Ebola virus can infect normal healthy persons, with a high fatality rate. There is no effective treatment or vaccine. Nevertheless it is not transmitted via inhalation but by direct contact of non-intact skin or mucous membranes with infected bodily fluids. As such, precautions against infection are targeted at prevention of exposure of non-intact skin or mucous membranes to the virus. In a diagnostic medical laboratory, nucleic acid testing is the investigation of choice to detect Ebola virus in clinical specimens, preferably blood, that are inactivated by extraction of nucleic acids prior to the test proper. Without the need for performing virus isolation, which yields high concentrations of the live virus, and based on the above principles and practical considerations, BSL-4 containment facilities should not be mandatory to undertake testing of specimens from EVD cases.
 
As elaborated above, while the medical laboratory must support patient diagnosis and management, as well as public health measures, it is essential to maintain biological safety in the laboratory to protect both the laboratory worker and the environment. This can only be achieved when quality standards in medical laboratories, in terms of facilities, equipment and specialist supervision, are duly enforced and continually maintained.
 
References
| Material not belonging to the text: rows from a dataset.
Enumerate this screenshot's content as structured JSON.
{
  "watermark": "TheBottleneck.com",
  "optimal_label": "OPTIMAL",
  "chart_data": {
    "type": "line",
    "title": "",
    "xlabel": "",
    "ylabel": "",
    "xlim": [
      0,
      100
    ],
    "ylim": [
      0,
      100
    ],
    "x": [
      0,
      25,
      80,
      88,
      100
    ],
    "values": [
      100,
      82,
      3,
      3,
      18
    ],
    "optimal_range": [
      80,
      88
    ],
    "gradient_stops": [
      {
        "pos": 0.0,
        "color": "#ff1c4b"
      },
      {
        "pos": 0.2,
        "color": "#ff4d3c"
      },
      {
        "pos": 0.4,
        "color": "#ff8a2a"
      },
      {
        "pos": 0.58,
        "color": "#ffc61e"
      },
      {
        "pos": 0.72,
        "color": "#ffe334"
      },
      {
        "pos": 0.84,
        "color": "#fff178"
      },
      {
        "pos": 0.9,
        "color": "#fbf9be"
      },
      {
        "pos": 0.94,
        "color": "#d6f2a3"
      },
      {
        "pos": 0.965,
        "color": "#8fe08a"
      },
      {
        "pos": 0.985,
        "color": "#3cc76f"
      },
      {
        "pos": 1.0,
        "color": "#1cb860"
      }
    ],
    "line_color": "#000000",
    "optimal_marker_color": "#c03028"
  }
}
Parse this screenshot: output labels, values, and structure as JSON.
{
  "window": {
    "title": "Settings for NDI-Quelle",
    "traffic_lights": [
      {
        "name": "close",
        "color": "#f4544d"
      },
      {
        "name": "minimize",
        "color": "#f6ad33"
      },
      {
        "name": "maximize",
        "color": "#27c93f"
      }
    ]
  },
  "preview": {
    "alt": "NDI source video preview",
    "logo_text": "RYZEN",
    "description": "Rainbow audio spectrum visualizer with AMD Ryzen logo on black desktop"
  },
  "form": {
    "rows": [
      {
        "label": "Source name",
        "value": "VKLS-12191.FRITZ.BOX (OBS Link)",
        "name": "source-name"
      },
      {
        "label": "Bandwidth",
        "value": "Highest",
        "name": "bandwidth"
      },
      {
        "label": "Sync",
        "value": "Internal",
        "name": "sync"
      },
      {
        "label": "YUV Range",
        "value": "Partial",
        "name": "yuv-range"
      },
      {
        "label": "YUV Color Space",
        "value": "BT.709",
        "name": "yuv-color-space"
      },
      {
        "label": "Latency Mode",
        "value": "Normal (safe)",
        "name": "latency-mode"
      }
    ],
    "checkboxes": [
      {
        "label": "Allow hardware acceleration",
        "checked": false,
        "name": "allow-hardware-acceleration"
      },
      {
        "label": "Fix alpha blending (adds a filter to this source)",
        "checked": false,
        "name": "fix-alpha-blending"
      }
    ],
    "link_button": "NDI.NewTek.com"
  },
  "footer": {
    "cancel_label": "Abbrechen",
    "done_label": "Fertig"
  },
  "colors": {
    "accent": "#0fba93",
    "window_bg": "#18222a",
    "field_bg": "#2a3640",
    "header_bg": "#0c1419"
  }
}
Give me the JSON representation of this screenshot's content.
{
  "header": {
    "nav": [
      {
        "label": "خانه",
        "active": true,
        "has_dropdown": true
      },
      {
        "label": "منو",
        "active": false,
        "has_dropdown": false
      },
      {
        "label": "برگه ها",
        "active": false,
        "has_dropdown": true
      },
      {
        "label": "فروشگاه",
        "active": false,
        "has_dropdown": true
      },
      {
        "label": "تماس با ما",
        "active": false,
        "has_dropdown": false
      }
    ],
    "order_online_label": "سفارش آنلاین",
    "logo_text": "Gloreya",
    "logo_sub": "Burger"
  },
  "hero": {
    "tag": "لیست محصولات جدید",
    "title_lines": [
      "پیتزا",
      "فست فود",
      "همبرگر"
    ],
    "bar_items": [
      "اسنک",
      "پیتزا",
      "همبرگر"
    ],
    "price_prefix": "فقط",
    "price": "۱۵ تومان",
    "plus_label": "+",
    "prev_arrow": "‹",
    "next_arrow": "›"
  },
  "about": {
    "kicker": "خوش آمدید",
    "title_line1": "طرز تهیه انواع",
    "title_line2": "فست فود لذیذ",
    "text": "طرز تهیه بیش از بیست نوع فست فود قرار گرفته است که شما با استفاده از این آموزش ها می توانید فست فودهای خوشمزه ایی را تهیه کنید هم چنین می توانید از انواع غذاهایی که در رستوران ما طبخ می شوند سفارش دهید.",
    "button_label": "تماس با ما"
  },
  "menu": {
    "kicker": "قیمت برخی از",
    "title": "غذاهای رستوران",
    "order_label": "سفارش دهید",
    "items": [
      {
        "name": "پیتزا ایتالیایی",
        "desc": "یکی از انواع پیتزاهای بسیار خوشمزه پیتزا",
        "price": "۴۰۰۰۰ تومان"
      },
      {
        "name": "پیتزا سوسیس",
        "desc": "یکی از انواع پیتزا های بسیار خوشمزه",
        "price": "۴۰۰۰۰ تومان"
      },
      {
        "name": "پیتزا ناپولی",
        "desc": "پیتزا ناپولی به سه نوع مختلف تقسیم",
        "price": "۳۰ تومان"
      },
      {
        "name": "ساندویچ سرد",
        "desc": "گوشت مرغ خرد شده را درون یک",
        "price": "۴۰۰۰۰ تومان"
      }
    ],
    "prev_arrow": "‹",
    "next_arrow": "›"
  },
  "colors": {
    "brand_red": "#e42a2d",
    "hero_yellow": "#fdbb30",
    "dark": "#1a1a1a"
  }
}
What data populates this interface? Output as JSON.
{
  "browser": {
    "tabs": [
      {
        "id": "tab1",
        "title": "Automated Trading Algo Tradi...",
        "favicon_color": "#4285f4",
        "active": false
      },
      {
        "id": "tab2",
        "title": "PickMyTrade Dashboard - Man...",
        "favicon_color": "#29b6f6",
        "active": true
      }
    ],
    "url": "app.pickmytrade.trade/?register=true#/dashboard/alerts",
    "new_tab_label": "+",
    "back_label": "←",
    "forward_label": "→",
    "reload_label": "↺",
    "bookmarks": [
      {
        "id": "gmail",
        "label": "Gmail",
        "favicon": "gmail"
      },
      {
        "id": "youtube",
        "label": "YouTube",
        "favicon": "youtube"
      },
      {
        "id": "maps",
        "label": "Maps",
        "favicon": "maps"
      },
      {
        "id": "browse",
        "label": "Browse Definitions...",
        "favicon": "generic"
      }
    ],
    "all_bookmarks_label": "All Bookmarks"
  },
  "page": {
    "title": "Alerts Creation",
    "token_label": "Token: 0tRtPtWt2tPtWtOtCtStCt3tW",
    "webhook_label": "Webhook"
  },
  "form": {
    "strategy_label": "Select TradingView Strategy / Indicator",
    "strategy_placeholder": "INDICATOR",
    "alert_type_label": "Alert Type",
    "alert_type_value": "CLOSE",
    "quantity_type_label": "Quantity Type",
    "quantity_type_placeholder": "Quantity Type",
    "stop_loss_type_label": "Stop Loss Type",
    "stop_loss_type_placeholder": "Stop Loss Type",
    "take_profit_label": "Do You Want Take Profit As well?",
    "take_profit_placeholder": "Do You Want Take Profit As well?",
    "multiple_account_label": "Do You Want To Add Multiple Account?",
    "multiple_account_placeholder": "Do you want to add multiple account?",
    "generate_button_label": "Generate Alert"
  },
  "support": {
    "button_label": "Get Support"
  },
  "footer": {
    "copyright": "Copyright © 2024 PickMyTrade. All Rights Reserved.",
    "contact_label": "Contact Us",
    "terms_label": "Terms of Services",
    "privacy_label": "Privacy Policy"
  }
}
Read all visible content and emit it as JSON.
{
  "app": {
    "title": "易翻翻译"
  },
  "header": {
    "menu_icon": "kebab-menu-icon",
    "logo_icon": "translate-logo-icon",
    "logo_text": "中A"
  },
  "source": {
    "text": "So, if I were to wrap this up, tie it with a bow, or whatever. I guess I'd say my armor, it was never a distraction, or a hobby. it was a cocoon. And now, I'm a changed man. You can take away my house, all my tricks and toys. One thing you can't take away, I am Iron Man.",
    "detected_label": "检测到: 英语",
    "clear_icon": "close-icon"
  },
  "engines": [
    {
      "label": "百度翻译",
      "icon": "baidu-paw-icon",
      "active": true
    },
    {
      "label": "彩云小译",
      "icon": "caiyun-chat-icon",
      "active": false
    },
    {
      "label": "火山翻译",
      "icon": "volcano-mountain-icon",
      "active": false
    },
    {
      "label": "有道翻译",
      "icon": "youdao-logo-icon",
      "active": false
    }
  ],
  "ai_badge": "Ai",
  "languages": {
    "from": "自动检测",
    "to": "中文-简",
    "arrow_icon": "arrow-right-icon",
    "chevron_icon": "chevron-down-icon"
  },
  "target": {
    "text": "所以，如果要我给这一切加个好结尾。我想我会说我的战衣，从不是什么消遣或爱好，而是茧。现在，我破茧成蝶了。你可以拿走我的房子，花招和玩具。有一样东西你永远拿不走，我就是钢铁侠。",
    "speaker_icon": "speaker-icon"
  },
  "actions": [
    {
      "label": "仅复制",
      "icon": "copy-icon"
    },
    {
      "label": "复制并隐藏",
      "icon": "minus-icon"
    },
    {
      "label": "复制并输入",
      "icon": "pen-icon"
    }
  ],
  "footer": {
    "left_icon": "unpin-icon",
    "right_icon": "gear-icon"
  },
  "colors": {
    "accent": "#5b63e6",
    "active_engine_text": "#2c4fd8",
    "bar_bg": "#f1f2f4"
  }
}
1. Laboratory biosafety manual. 3rd ed. Geneva: World Health Organization; 2004.
2. Ebola virus disease. April 2015. Available from: http://www.who.int/mediacentre/factsheets/fs103/en/. Accessed 25 Apr 2015.
3. Ebola situation report. 22 April 2015. Available from: http://apps.who.int/iris/bitstream/10665/162795/1/roadmapsitrep_22Apr2015_eng.pdf. Accessed 25 Apr 2015.
4. Chong YK, Ng WY, Chen SP, Mak CM. Effects of a plasma heating procedure for inactivating Ebola virus on common chemical pathology tests. Hong Kong Med J 2015;21:201-7. CrossRef